- **Provided records**
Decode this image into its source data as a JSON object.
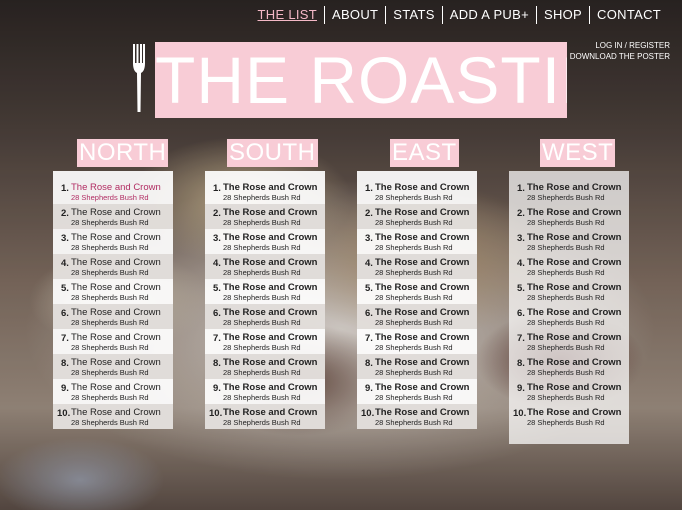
{
  "nav": {
    "items": [
      "THE LIST",
      "ABOUT",
      "STATS",
      "ADD A PUB+",
      "SHOP",
      "CONTACT"
    ]
  },
  "account": {
    "login": "LOG IN / REGISTER",
    "poster": "DOWNLOAD THE POSTER"
  },
  "logo": {
    "text": "THE ROASTIE$"
  },
  "regions": [
    {
      "title": "NORTH",
      "items": [
        {
          "rank": "1.",
          "name": "The Rose and Crown",
          "address": "28 Shepherds Bush Rd"
        },
        {
          "rank": "2.",
          "name": "The Rose and Crown",
          "address": "28 Shepherds Bush Rd"
        },
        {
          "rank": "3.",
          "name": "The Rose and Crown",
          "address": "28 Shepherds Bush Rd"
        },
        {
          "rank": "4.",
          "name": "The Rose and Crown",
          "address": "28 Shepherds Bush Rd"
        },
        {
          "rank": "5.",
          "name": "The Rose and Crown",
          "address": "28 Shepherds Bush Rd"
        },
        {
          "rank": "6.",
          "name": "The Rose and Crown",
          "address": "28 Shepherds Bush Rd"
        },
        {
          "rank": "7.",
          "name": "The Rose and Crown",
          "address": "28 Shepherds Bush Rd"
        },
        {
          "rank": "8.",
          "name": "The Rose and Crown",
          "address": "28 Shepherds Bush Rd"
        },
        {
          "rank": "9.",
          "name": "The Rose and Crown",
          "address": "28 Shepherds Bush Rd"
        },
        {
          "rank": "10.",
          "name": "The Rose and Crown",
          "address": "28 Shepherds Bush Rd"
        }
      ]
    },
    {
      "title": "SOUTH",
      "items": [
        {
          "rank": "1.",
          "name": "The Rose and Crown",
          "address": "28 Shepherds Bush Rd"
        },
        {
          "rank": "2.",
          "name": "The Rose and Crown",
          "address": "28 Shepherds Bush Rd"
        },
        {
          "rank": "3.",
          "name": "The Rose and Crown",
          "address": "28 Shepherds Bush Rd"
        },
        {
          "rank": "4.",
          "name": "The Rose and Crown",
          "address": "28 Shepherds Bush Rd"
        },
        {
          "rank": "5.",
          "name": "The Rose and Crown",
          "address": "28 Shepherds Bush Rd"
        },
        {
          "rank": "6.",
          "name": "The Rose and Crown",
          "address": "28 Shepherds Bush Rd"
        },
        {
          "rank": "7.",
          "name": "The Rose and Crown",
          "address": "28 Shepherds Bush Rd"
        },
        {
          "rank": "8.",
          "name": "The Rose and Crown",
          "address": "28 Shepherds Bush Rd"
        },
        {
          "rank": "9.",
          "name": "The Rose and Crown",
          "address": "28 Shepherds Bush Rd"
        },
        {
          "rank": "10.",
          "name": "The Rose and Crown",
          "address": "28 Shepherds Bush Rd"
        }
      ]
    },
    {
      "title": "EAST",
      "items": [
        {
          "rank": "1.",
          "name": "The Rose and Crown",
          "address": "28 Shepherds Bush Rd"
        },
        {
          "rank": "2.",
          "name": "The Rose and Crown",
          "address": "28 Shepherds Bush Rd"
        },
        {
          "rank": "3.",
          "name": "The Rose and Crown",
          "address": "28 Shepherds Bush Rd"
        },
        {
          "rank": "4.",
          "name": "The Rose and Crown",
          "address": "28 Shepherds Bush Rd"
        },
        {
          "rank": "5.",
          "name": "The Rose and Crown",
          "address": "28 Shepherds Bush Rd"
        },
        {
          "rank": "6.",
          "name": "The Rose and Crown",
          "address": "28 Shepherds Bush Rd"
        },
        {
          "rank": "7.",
          "name": "The Rose and Crown",
          "address": "28 Shepherds Bush Rd"
        },
        {
          "rank": "8.",
          "name": "The Rose and Crown",
          "address": "28 Shepherds Bush Rd"
        },
        {
          "rank": "9.",
          "name": "The Rose and Crown",
          "address": "28 Shepherds Bush Rd"
        },
        {
          "rank": "10.",
          "name": "The Rose and Crown",
          "address": "28 Shepherds Bush Rd"
        }
      ]
    },
    {
      "title": "WEST",
      "items": [
        {
          "rank": "1.",
          "name": "The Rose and Crown",
          "address": "28 Shepherds Bush Rd"
        },
        {
          "rank": "2.",
          "name": "The Rose and Crown",
          "address": "28 Shepherds Bush Rd"
        },
        {
          "rank": "3.",
          "name": "The Rose and Crown",
          "address": "28 Shepherds Bush Rd"
        },
        {
          "rank": "4.",
          "name": "The Rose and Crown",
          "address": "28 Shepherds Bush Rd"
        },
        {
          "rank": "5.",
          "name": "The Rose and Crown",
          "address": "28 Shepherds Bush Rd"
        },
        {
          "rank": "6.",
          "name": "The Rose and Crown",
          "address": "28 Shepherds Bush Rd"
        },
        {
          "rank": "7.",
          "name": "The Rose and Crown",
          "address": "28 Shepherds Bush Rd"
        },
        {
          "rank": "8.",
          "name": "The Rose and Crown",
          "address": "28 Shepherds Bush Rd"
        },
        {
          "rank": "9.",
          "name": "The Rose and Crown",
          "address": "28 Shepherds Bush Rd"
        },
        {
          "rank": "10.",
          "name": "The Rose and Crown",
          "address": "28 Shepherds Bush Rd"
        }
      ]
    }
  ],
  "colors": {
    "brand_pink": "#f8ccd6",
    "active_link": "#f4b8c6",
    "highlight_text": "#b12d63"
  }
}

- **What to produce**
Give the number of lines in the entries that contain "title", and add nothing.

- **Task result**
4